Questions for discussion: What is significant about the multitude’s size? Ethnic makeup? The white robes? The palm branches they were holding? Why might the multitude’s proclamation be considered controversial in a pluralistic society?
An Angelic Attribution (Revelation 7:11, 12)
Also before the throne were angels—heavenly beings distinct from the multitude of people just mentioned. The angels, whom we typically picture as majestic and powerful, are first seen standing, and then falling down on their faces (“let angels prostrate fall”) before the throne in worship.
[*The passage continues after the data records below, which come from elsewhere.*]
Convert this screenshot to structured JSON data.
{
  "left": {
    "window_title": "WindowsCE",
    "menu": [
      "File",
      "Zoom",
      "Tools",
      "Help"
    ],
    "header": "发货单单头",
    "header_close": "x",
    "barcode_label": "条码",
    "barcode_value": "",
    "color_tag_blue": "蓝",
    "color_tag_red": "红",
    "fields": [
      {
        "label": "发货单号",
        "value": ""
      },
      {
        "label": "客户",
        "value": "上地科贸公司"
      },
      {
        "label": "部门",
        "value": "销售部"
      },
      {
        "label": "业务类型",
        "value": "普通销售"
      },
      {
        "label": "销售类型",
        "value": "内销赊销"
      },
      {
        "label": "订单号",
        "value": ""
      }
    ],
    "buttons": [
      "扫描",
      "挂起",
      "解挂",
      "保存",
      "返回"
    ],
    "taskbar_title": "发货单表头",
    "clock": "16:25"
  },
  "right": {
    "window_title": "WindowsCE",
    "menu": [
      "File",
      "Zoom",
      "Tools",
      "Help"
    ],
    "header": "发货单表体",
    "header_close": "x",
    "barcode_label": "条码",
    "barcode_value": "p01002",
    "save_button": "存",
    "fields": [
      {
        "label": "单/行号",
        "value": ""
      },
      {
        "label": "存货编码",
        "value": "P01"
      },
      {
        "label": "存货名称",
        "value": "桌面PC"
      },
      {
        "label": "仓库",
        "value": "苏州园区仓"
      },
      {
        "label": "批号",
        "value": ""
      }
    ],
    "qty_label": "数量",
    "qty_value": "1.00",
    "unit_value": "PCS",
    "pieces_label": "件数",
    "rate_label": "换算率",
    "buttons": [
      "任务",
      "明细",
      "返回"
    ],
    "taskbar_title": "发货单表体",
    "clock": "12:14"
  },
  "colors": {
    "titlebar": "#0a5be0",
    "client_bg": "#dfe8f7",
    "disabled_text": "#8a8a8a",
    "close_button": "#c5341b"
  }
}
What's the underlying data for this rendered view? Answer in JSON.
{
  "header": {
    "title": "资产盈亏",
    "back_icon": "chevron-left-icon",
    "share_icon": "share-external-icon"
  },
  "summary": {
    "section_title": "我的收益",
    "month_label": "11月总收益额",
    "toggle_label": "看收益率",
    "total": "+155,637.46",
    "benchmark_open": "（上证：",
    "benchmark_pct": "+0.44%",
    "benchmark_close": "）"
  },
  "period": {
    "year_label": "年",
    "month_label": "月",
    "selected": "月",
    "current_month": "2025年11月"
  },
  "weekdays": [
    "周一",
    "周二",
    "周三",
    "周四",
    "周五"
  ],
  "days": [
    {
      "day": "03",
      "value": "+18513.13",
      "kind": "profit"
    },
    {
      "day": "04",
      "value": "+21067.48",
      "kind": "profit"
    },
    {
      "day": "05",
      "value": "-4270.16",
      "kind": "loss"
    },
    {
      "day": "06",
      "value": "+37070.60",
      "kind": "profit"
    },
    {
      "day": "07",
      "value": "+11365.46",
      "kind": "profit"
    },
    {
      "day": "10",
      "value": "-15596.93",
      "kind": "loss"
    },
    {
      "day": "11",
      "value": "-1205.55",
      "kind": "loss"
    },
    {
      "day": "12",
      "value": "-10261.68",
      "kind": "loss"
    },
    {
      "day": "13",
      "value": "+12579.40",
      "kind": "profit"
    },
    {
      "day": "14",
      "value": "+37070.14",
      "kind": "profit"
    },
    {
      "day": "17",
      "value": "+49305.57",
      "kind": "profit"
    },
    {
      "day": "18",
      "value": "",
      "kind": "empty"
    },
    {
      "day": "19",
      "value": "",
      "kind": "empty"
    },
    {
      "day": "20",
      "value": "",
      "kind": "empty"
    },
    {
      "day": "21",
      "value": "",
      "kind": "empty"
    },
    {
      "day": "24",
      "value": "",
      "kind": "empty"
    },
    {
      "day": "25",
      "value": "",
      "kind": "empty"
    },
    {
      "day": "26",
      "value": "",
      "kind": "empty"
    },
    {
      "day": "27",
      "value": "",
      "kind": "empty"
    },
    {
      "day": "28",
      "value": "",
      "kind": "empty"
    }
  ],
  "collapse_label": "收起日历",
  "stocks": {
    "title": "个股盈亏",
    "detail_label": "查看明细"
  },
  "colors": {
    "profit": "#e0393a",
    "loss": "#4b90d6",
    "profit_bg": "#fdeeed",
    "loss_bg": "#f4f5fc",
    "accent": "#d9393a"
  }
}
To God they attribute seven expressions or characteristics that are rightfully and eternally his: praise, glory, wisdom, thanks, honor, power, and strength. Angels appear to fully understand that our God is completely holy and deserving of worship, absolutely worthy of all gratitude, and omnipotent (all-powerful). There is no limit to his greatness.
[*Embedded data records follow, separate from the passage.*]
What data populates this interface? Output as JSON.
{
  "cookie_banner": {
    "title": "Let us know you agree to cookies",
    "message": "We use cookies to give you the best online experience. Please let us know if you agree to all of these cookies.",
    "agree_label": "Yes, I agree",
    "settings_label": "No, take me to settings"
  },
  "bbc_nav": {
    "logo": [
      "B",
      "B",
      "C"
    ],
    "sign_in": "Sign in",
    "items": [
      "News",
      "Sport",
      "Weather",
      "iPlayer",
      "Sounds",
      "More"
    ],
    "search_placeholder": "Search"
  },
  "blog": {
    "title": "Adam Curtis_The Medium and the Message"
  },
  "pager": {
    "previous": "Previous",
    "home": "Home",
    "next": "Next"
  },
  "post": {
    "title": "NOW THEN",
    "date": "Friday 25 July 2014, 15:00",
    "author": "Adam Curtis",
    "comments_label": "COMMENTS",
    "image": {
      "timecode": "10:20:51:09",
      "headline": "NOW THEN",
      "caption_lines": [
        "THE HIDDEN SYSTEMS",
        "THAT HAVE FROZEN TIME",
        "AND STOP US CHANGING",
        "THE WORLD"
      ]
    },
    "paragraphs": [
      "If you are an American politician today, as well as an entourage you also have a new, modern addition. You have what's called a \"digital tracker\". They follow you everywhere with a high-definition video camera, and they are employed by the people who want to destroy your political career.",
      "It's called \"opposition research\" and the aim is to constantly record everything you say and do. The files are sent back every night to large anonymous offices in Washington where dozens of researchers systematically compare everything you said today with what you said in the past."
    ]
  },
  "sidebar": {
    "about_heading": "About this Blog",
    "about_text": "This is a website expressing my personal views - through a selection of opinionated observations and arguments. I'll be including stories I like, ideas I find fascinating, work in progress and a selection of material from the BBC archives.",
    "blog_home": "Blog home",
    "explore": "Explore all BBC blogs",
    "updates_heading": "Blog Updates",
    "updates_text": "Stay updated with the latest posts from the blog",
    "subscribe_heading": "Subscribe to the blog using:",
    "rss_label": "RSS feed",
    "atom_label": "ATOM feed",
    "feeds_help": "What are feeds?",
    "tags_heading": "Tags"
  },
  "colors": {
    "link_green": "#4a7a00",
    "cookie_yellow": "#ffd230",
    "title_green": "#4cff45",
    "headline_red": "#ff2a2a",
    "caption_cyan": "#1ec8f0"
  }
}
In both the multitude and the angels we see a kind of thankful worship that takes place in Heaven—and that should take place on earth as well. Those who find themselves in the presence of the throne (see Hebrews 4:16) are awestruck by the attributes of a holy God who holds out salvation to his children.
Questions for discussion: Consider how each of the seven attributes mentioned by the angels belongs wholly to God. What might be missing from our earthly times of worship whenever we fail to be awestruck and fall prostrate in the presence of our God?
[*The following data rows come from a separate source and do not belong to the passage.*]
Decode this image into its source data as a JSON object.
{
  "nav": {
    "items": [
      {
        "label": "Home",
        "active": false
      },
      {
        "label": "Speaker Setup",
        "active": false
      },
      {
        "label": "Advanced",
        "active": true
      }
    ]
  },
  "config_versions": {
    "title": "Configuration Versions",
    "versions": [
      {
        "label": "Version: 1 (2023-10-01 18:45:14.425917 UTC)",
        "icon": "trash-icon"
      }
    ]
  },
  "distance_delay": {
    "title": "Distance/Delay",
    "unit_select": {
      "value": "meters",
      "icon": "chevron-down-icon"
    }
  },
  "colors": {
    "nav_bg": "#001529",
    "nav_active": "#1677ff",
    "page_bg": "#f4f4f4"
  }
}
The Ultimate Reward (Revelation 7:13-17)
Revelation 7 ends with interesting dialogue. John is asked to identify the white-robed multitude, and he politely declines to answer. He is told they have emerged from the great tribulation (presumably that mentioned in the book of Daniel and in Matthew 24) and they have washed their robes and made them white in the blood of the Lamb.
Suddenly the multitude is seen as more than a melting pot of nationalities floating along on a cloud. These are real people who on earth had experienced the darkest trials known to man. Their salvation, which they earlier attributed to God the Father and Jesus the Lamb, is directly connected with the blood that Jesus shed for them on the cross. Indeed, they understand they are only there because of the mercy and grace of God seen in Jesus.
John is then informed of details of the eternal reward they have received after their temporary tribulation. They are literally in the presence of God, with the joyful privilege of serving him eternally. God the Father has sheltered them and protects them forevermore. No longer will they want for anything, nor will any pains of the flesh ever touch them again. They are eternally shepherded by Jesus the Lamb (the heavenly and permanent fulfillment of Psalm 23!), and God himself will wipe away every tear from their eyes.
John’s vision in these verses depicts the demographics of Heaven: a diverse group of eternally grateful people who allowed the blood of Jesus to cleanse them from their sin, and who depended on the promises and faithfulness of God to bring them through trial, testing, and tribulation.
Do you and I fit into those demographics?
*Scripture quotations are from the New International Version, unless otherwise indicated.
|HOME DAILY BIBLE READINGS|
|May 9: Psalm 23|
|May 10: Ezekiel 34:11-16|
|May 11: John 10:11-16|
|May 12: Matthew 9:35-38|
|May 13: Matthew 25:31-40|
|May 14: Psalm 107:1-9|
|May 15: Revelation 7:9-17|
ABOUT THE LESSON WRITER: Phil Roberts is senior minister with Hill-N-Dale Church. He and his wife, Lisa, have four children. He is author of a memoir book, In the Shadow of a Manger, and travels with Mulberry International to reach at-risk children in Ukraine.